A question I hear a lot is: “Prem, do you have any suggestions for what to do when I’m playing with a lefty? “What I don’t hear quite so often is: “Prem, how do I play against a right-left combination?” and the reason I don’t hear it much is because a surprising number of players never even NOTICE when one of their opponents is left-handed (not to mention if both of them happen to be).
One of the best ways to improve your pickleball game is to play with better players. It forces you to play at the top of your ability, makes you pay for your mistakes, and puts you on the fast-track to a higher skill level.
All of that is GREAT for you, but how about for those “better players” who are playing with you?
It does almost the OPPOSITE for them…
Playing with you keeps them from having to play at the top of their ability, keeps them from paying for their mistakes, and keeps them from improving their skill level as quickly.
The culture of pickleball has always been very welcoming and inclusive of new players, but as you become more intent on improving your game, you DON’T always want to play with less-experienced players.

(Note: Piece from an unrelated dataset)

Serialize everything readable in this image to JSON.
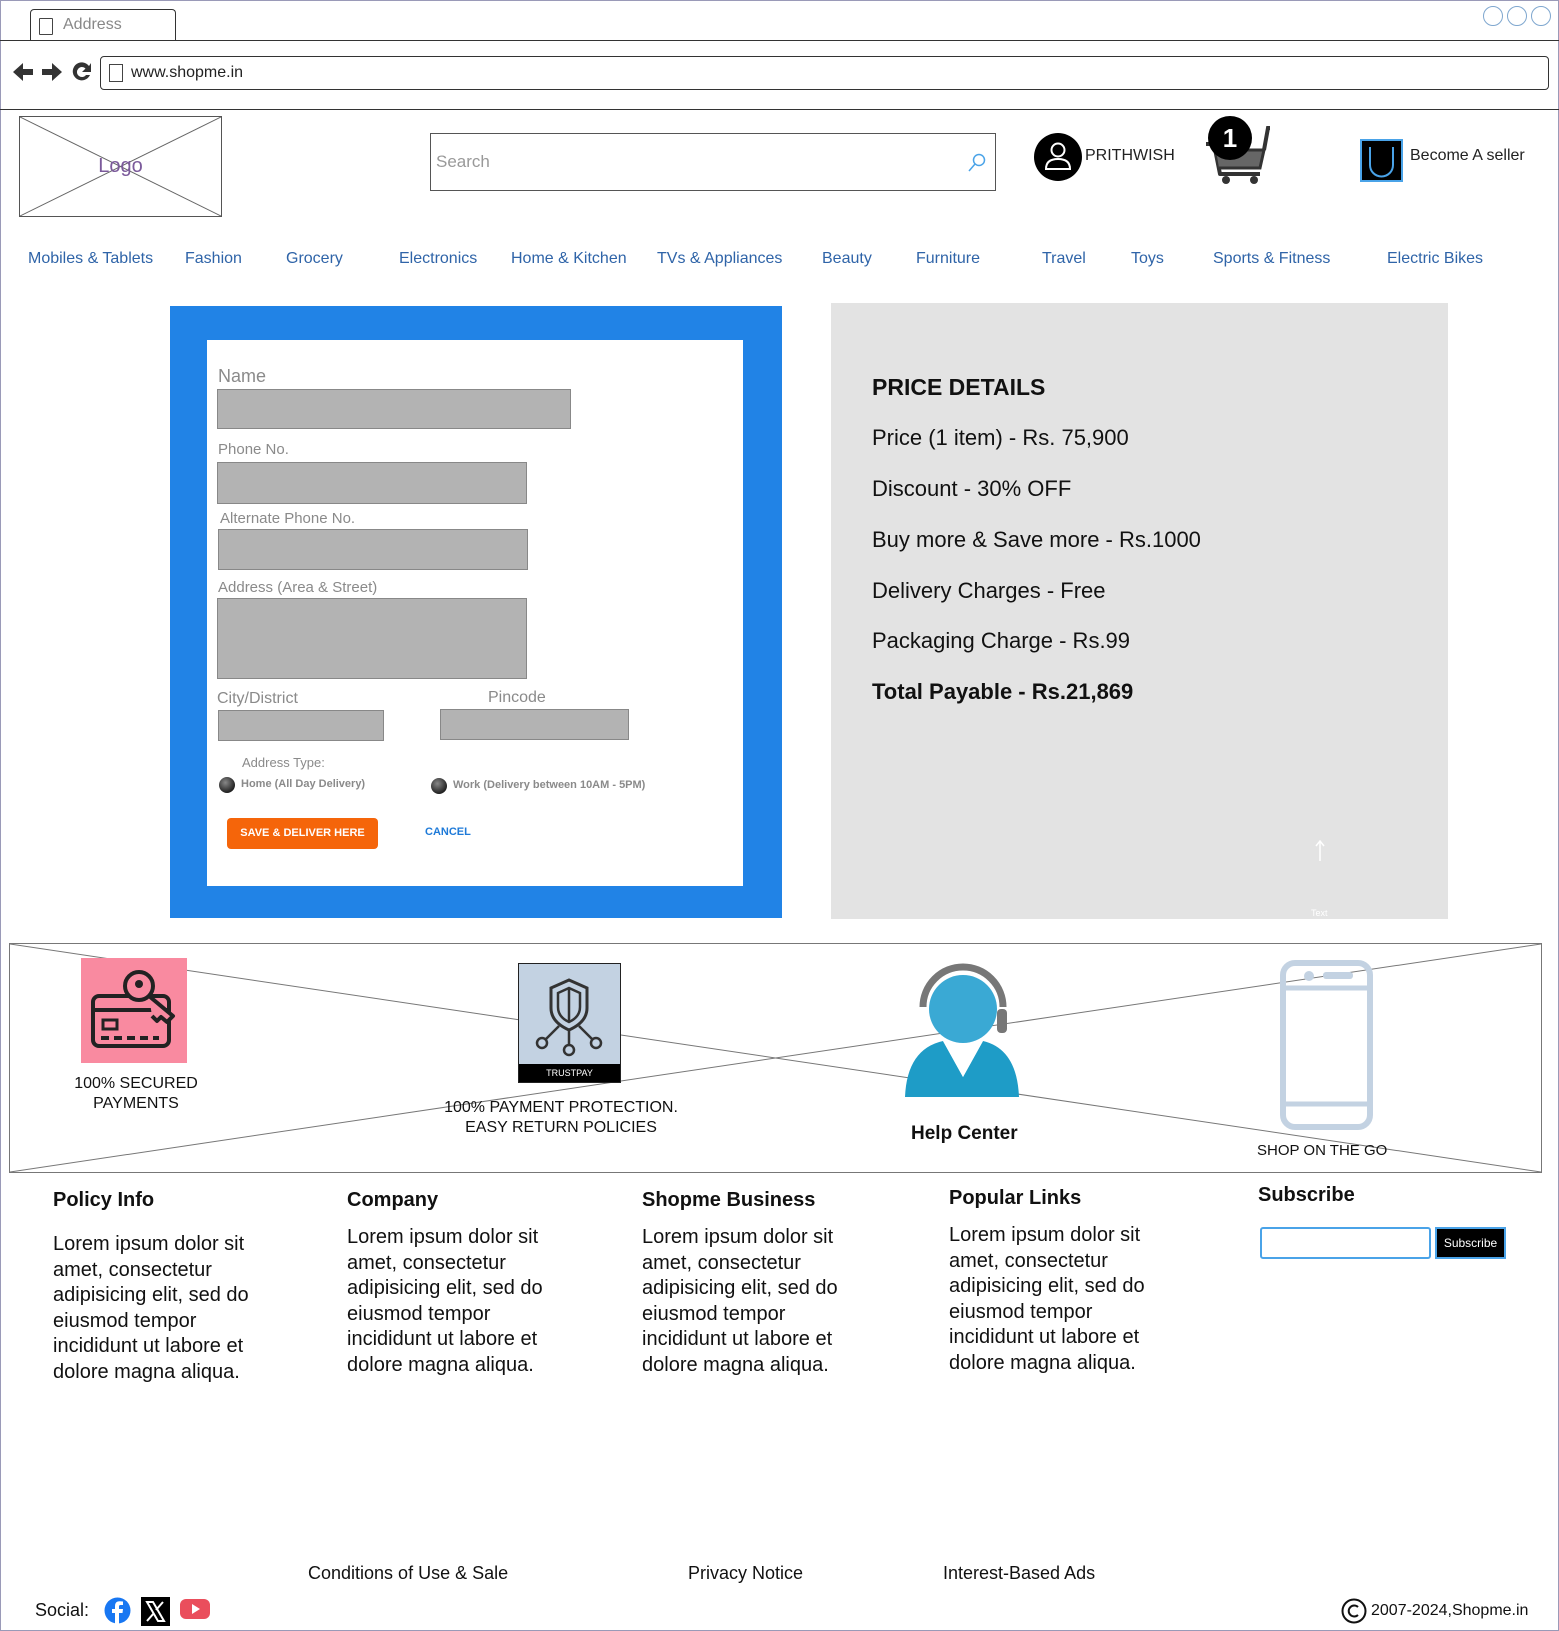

But everyone’s gotta start from somewhere, and even the best players in the world were beginners at one point…
So the question is: as a newer player, how can you graciously get to play with better players so as to improve your game? And as a better player, how do you “remember your roots” and play with lower-level players, and when is it fair to ask them to step aside so you can get a higher-level play?
Yes, it’s true. There IS a time when it is absolutely OK to talk like a top pickleball player, even if you don’t play like one. But I don’t mean trash-talking or even friendly banter (though you can do that if you want).
What I mean is: You can communicate with your partner the way top players do — even if you don’t play like one.
Part 1 – Call the Ball
Maybe you’ve heard the saying, “Down the middle solves the riddle.” In pickleball, a soft or hard shot down the middle often leaves your opponents both thinking the other person was going to get the ball and as a result of a lack of communication, neither of them gets it. — Score one for your team!
Of course, it’s fantastic when it’s your opponents who are confused. On the other and, it’s frustrating and sometimes embarrassing when you and your partner are the ones to be confused.
Equally as frustrating is the situation in which you are all set up to make an excellent shot and your partner goes in to make a less-than-stellar smash into the net. (Not to mention–AHEM!!–the case in which you are the one to take a great shot from your partner…)
So what’s the answer to these pickleball conundrums?